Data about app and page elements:

───

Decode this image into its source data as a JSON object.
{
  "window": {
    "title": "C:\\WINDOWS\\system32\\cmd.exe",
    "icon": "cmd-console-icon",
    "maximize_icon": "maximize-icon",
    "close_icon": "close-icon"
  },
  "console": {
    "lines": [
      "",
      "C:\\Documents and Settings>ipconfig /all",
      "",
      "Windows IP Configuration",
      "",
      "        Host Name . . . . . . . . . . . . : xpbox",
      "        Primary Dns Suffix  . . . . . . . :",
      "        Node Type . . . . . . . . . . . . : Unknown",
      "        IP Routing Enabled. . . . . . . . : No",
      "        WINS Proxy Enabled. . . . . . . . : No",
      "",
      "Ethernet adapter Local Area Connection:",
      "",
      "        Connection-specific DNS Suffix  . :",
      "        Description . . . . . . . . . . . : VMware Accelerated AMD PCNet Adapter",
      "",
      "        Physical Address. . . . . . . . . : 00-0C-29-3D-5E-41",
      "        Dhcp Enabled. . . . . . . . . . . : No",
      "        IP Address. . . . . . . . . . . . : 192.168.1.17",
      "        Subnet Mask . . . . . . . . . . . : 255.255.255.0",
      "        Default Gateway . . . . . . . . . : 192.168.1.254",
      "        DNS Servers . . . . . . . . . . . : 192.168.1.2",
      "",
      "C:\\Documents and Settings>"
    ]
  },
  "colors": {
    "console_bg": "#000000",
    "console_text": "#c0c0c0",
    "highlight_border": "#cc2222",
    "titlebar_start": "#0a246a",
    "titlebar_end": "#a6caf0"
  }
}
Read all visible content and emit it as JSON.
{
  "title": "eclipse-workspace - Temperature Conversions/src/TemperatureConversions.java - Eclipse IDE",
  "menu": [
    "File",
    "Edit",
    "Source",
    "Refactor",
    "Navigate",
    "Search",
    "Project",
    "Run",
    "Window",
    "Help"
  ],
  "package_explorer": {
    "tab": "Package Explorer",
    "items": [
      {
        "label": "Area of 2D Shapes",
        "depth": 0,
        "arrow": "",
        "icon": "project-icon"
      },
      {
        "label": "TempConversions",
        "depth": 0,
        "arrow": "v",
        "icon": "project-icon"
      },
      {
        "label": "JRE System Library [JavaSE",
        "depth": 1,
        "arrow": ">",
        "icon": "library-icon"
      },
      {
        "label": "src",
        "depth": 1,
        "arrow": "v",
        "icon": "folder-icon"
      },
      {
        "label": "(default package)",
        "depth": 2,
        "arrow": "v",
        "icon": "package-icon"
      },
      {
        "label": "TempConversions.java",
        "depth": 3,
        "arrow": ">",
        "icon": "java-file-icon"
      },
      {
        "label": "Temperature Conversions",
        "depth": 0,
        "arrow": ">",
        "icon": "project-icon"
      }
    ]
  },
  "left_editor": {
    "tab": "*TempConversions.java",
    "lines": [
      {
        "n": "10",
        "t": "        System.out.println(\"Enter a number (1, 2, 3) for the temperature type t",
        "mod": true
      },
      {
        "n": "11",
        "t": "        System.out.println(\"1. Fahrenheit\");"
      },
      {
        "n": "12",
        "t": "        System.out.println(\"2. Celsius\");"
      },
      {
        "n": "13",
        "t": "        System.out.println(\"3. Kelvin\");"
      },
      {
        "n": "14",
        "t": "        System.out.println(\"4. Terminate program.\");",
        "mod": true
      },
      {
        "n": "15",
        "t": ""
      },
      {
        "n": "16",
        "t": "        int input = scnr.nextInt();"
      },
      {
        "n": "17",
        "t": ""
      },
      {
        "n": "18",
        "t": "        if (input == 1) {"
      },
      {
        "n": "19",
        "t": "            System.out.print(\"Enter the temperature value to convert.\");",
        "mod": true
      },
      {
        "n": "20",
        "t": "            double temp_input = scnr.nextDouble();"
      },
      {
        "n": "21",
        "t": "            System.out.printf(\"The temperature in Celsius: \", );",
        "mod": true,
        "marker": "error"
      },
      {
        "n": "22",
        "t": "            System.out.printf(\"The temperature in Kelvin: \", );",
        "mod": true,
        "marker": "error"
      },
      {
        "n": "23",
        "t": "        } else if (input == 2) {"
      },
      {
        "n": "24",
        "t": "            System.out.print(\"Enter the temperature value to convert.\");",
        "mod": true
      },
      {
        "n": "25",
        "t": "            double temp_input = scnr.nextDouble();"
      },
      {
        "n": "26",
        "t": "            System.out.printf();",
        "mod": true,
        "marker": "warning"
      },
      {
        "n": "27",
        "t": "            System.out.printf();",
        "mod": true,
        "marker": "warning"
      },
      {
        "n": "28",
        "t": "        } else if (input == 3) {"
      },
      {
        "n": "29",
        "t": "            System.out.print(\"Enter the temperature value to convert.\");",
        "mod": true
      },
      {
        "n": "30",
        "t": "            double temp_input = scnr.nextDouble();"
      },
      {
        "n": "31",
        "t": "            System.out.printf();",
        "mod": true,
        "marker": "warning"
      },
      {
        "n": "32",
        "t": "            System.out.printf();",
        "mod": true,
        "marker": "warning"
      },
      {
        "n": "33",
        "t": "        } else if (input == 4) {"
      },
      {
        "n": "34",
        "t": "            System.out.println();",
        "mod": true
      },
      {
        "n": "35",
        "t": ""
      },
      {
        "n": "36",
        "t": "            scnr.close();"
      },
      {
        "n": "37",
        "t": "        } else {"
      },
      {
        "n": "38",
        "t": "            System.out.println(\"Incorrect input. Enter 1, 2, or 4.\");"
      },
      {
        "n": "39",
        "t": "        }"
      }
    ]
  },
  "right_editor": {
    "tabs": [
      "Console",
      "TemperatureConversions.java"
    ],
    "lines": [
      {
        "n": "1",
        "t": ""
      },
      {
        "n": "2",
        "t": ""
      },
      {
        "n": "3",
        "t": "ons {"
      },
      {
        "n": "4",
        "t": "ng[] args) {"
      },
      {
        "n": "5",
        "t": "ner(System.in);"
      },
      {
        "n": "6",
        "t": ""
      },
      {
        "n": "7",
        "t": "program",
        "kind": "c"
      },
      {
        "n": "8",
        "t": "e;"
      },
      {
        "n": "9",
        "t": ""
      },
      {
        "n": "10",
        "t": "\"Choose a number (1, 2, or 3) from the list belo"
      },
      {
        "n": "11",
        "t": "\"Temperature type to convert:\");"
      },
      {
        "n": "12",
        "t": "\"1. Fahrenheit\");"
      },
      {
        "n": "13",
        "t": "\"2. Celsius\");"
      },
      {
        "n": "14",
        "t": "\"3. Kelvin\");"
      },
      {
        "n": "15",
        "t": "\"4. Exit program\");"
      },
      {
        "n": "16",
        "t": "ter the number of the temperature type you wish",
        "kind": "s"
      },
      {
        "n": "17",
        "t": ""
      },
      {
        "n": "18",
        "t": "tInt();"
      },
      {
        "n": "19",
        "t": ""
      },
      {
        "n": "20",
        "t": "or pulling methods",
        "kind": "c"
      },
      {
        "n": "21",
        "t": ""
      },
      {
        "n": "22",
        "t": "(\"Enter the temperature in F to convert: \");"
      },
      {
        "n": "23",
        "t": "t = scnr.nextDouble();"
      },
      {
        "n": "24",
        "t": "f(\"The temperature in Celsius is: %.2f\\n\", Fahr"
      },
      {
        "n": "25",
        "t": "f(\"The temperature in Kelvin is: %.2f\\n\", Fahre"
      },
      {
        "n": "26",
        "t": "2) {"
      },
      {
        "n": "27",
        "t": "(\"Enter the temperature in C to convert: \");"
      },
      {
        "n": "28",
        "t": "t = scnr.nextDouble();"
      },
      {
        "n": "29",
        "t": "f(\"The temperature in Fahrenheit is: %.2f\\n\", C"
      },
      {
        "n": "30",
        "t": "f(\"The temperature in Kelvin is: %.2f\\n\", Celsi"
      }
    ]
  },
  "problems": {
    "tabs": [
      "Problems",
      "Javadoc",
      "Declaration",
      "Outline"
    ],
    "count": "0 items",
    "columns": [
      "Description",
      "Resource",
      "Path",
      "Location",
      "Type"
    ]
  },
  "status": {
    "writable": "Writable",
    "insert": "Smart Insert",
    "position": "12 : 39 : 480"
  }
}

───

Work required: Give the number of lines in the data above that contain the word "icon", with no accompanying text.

Output: 10